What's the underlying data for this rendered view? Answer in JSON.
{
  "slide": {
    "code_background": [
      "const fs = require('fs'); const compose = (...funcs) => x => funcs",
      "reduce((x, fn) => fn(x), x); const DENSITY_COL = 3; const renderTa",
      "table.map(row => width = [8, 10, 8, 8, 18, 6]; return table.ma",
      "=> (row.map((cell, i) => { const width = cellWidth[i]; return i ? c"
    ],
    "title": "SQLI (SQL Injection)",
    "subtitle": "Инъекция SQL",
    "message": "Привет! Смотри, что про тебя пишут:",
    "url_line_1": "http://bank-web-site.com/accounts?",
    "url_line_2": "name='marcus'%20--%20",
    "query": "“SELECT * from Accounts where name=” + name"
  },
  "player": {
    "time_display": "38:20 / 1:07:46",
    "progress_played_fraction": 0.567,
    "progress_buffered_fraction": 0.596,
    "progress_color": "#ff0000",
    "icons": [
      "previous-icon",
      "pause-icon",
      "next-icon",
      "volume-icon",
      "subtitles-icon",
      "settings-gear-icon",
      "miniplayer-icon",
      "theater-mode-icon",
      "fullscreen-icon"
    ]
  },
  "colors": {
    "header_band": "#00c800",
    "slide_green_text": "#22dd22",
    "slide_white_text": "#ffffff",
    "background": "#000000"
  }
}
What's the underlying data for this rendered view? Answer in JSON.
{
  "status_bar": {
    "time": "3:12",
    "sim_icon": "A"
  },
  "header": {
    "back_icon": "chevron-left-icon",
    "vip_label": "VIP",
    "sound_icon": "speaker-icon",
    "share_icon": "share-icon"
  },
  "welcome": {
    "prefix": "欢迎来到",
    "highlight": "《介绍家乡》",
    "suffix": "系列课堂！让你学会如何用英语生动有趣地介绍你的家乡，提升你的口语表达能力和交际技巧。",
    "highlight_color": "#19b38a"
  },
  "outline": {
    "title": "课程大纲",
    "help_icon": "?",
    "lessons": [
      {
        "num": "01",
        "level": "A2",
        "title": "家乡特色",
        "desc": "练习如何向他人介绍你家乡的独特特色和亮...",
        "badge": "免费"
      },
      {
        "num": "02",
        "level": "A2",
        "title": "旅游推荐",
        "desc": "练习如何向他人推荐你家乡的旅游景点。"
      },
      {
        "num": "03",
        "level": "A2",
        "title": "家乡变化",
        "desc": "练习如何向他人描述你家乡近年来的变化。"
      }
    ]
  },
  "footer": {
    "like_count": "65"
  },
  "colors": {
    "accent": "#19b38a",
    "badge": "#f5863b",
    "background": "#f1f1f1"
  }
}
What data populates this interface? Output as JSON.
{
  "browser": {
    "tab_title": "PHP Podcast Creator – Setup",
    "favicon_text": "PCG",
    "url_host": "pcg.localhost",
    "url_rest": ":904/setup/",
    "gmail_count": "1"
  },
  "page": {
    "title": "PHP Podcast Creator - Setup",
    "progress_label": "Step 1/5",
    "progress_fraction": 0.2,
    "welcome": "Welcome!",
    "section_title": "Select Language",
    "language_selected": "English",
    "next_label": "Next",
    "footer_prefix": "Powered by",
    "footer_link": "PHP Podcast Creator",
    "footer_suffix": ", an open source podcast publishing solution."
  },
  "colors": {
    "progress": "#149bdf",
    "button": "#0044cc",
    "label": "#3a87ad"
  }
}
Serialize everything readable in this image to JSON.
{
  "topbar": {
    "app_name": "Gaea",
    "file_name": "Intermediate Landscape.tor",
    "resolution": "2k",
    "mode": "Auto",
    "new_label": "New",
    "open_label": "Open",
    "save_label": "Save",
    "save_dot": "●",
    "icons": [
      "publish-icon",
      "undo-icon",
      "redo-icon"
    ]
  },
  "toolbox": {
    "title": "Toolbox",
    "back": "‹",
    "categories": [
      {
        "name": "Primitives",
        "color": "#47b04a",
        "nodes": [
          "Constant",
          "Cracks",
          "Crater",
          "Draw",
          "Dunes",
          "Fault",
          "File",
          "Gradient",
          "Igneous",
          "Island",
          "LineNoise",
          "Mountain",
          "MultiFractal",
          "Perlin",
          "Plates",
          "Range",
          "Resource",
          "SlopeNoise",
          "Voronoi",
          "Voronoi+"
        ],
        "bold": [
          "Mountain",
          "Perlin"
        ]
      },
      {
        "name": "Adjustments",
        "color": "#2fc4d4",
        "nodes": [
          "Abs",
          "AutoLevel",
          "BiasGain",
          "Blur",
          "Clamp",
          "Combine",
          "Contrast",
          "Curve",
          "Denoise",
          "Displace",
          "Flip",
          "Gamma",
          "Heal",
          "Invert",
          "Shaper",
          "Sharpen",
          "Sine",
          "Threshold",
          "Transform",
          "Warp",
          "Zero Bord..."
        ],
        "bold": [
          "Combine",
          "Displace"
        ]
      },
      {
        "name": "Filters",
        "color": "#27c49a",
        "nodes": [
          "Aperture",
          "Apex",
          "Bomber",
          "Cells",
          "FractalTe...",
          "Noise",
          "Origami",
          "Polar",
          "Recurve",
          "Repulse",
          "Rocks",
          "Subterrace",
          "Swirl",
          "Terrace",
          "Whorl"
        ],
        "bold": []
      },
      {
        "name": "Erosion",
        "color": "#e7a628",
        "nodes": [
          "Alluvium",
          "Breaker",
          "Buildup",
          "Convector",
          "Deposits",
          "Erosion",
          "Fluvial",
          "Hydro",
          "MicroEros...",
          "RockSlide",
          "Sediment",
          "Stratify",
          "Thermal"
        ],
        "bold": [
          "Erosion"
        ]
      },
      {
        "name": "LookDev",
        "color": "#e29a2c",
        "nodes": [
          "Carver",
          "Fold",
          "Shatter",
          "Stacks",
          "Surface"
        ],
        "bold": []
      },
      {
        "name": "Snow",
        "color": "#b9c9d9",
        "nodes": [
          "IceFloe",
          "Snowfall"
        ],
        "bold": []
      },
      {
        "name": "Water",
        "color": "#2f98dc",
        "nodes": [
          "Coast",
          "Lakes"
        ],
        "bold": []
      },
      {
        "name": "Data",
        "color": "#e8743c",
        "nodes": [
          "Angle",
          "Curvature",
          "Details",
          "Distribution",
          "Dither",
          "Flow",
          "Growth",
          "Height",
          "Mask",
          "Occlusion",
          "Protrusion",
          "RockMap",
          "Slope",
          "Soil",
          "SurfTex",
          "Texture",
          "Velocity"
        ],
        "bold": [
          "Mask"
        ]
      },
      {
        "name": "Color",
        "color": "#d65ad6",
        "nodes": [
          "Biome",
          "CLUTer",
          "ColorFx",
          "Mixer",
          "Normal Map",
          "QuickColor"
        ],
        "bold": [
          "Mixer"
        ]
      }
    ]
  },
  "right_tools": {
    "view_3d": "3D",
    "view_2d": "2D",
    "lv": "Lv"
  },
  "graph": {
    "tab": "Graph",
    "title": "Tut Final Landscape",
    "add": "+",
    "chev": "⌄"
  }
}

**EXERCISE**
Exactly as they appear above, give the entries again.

**RESPONSE AREA**
What's the underlying data for this rendered view? Answer in JSON.
{
  "slide": {
    "code_background": [
      "const fs = require('fs'); const compose = (...funcs) => x => funcs",
      "reduce((x, fn) => fn(x), x); const DENSITY_COL = 3; const renderTa",
      "table.map(row => width = [8, 10, 8, 8, 18, 6]; return table.ma",
      "=> (row.map((cell, i) => { const width = cellWidth[i]; return i ? c"
    ],
    "title": "SQLI (SQL Injection)",
    "subtitle": "Инъекция SQL",
    "message": "Привет! Смотри, что про тебя пишут:",
    "url_line_1": "http://bank-web-site.com/accounts?",
    "url_line_2": "name='marcus'%20--%20",
    "query": "“SELECT * from Accounts where name=” + name"
  },
  "player": {
    "time_display": "38:20 / 1:07:46",
    "progress_played_fraction": 0.567,
    "progress_buffered_fraction": 0.596,
    "progress_color": "#ff0000",
    "icons": [
      "previous-icon",
      "pause-icon",
      "next-icon",
      "volume-icon",
      "subtitles-icon",
      "settings-gear-icon",
      "miniplayer-icon",
      "theater-mode-icon",
      "fullscreen-icon"
    ]
  },
  "colors": {
    "header_band": "#00c800",
    "slide_green_text": "#22dd22",
    "slide_white_text": "#ffffff",
    "background": "#000000"
  }
}
What's the underlying data for this rendered view? Answer in JSON.
{
  "status_bar": {
    "time": "3:12",
    "sim_icon": "A"
  },
  "header": {
    "back_icon": "chevron-left-icon",
    "vip_label": "VIP",
    "sound_icon": "speaker-icon",
    "share_icon": "share-icon"
  },
  "welcome": {
    "prefix": "欢迎来到",
    "highlight": "《介绍家乡》",
    "suffix": "系列课堂！让你学会如何用英语生动有趣地介绍你的家乡，提升你的口语表达能力和交际技巧。",
    "highlight_color": "#19b38a"
  },
  "outline": {
    "title": "课程大纲",
    "help_icon": "?",
    "lessons": [
      {
        "num": "01",
        "level": "A2",
        "title": "家乡特色",
        "desc": "练习如何向他人介绍你家乡的独特特色和亮...",
        "badge": "免费"
      },
      {
        "num": "02",
        "level": "A2",
        "title": "旅游推荐",
        "desc": "练习如何向他人推荐你家乡的旅游景点。"
      },
      {
        "num": "03",
        "level": "A2",
        "title": "家乡变化",
        "desc": "练习如何向他人描述你家乡近年来的变化。"
      }
    ]
  },
  "footer": {
    "like_count": "65"
  },
  "colors": {
    "accent": "#19b38a",
    "badge": "#f5863b",
    "background": "#f1f1f1"
  }
}
What data populates this interface? Output as JSON.
{
  "browser": {
    "tab_title": "PHP Podcast Creator – Setup",
    "favicon_text": "PCG",
    "url_host": "pcg.localhost",
    "url_rest": ":904/setup/",
    "gmail_count": "1"
  },
  "page": {
    "title": "PHP Podcast Creator - Setup",
    "progress_label": "Step 1/5",
    "progress_fraction": 0.2,
    "welcome": "Welcome!",
    "section_title": "Select Language",
    "language_selected": "English",
    "next_label": "Next",
    "footer_prefix": "Powered by",
    "footer_link": "PHP Podcast Creator",
    "footer_suffix": ", an open source podcast publishing solution."
  },
  "colors": {
    "progress": "#149bdf",
    "button": "#0044cc",
    "label": "#3a87ad"
  }
}
Serialize everything readable in this image to JSON.
{
  "topbar": {
    "app_name": "Gaea",
    "file_name": "Intermediate Landscape.tor",
    "resolution": "2k",
    "mode": "Auto",
    "new_label": "New",
    "open_label": "Open",
    "save_label": "Save",
    "save_dot": "●",
    "icons": [
      "publish-icon",
      "undo-icon",
      "redo-icon"
    ]
  },
  "toolbox": {
    "title": "Toolbox",
    "back": "‹",
    "categories": [
      {
        "name": "Primitives",
        "color": "#47b04a",
        "nodes": [
          "Constant",
          "Cracks",
          "Crater",
          "Draw",
          "Dunes",
          "Fault",
          "File",
          "Gradient",
          "Igneous",
          "Island",
          "LineNoise",
          "Mountain",
          "MultiFractal",
          "Perlin",
          "Plates",
          "Range",
          "Resource",
          "SlopeNoise",
          "Voronoi",
          "Voronoi+"
        ],
        "bold": [
          "Mountain",
          "Perlin"
        ]
      },
      {
        "name": "Adjustments",
        "color": "#2fc4d4",
        "nodes": [
          "Abs",
          "AutoLevel",
          "BiasGain",
          "Blur",
          "Clamp",
          "Combine",
          "Contrast",
          "Curve",
          "Denoise",
          "Displace",
          "Flip",
          "Gamma",
          "Heal",
          "Invert",
          "Shaper",
          "Sharpen",
          "Sine",
          "Threshold",
          "Transform",
          "Warp",
          "Zero Bord..."
        ],
        "bold": [
          "Combine",
          "Displace"
        ]
      },
      {
        "name": "Filters",
        "color": "#27c49a",
        "nodes": [
          "Aperture",
          "Apex",
          "Bomber",
          "Cells",
          "FractalTe...",
          "Noise",
          "Origami",
          "Polar",
          "Recurve",
          "Repulse",
          "Rocks",
          "Subterrace",
          "Swirl",
          "Terrace",
          "Whorl"
        ],
        "bold": []
      },
      {
        "name": "Erosion",
        "color": "#e7a628",
        "nodes": [
          "Alluvium",
          "Breaker",
          "Buildup",
          "Convector",
          "Deposits",
          "Erosion",
          "Fluvial",
          "Hydro",
          "MicroEros...",
          "RockSlide",
          "Sediment",
          "Stratify",
          "Thermal"
        ],
        "bold": [
          "Erosion"
        ]
      },
      {
        "name": "LookDev",
        "color": "#e29a2c",
        "nodes": [
          "Carver",
          "Fold",
          "Shatter",
          "Stacks",
          "Surface"
        ],
        "bold": []
      },
      {
        "name": "Snow",
        "color": "#b9c9d9",
        "nodes": [
          "IceFloe",
          "Snowfall"
        ],
        "bold": []
      },
      {
        "name": "Water",
        "color": "#2f98dc",
        "nodes": [
          "Coast",
          "Lakes"
        ],
        "bold": []
      },
      {
        "name": "Data",
        "color": "#e8743c",
        "nodes": [
          "Angle",
          "Curvature",
          "Details",
          "Distribution",
          "Dither",
          "Flow",
          "Growth",
          "Height",
          "Mask",
          "Occlusion",
          "Protrusion",
          "RockMap",
          "Slope",
          "Soil",
          "SurfTex",
          "Texture",
          "Velocity"
        ],
        "bold": [
          "Mask"
        ]
      },
      {
        "name": "Color",
        "color": "#d65ad6",
        "nodes": [
          "Biome",
          "CLUTer",
          "ColorFx",
          "Mixer",
          "Normal Map",
          "QuickColor"
        ],
        "bold": [
          "Mixer"
        ]
      }
    ]
  },
  "right_tools": {
    "view_3d": "3D",
    "view_2d": "2D",
    "lv": "Lv"
  },
  "graph": {
    "tab": "Graph",
    "title": "Tut Final Landscape",
    "add": "+",
    "chev": "⌄"
  }
}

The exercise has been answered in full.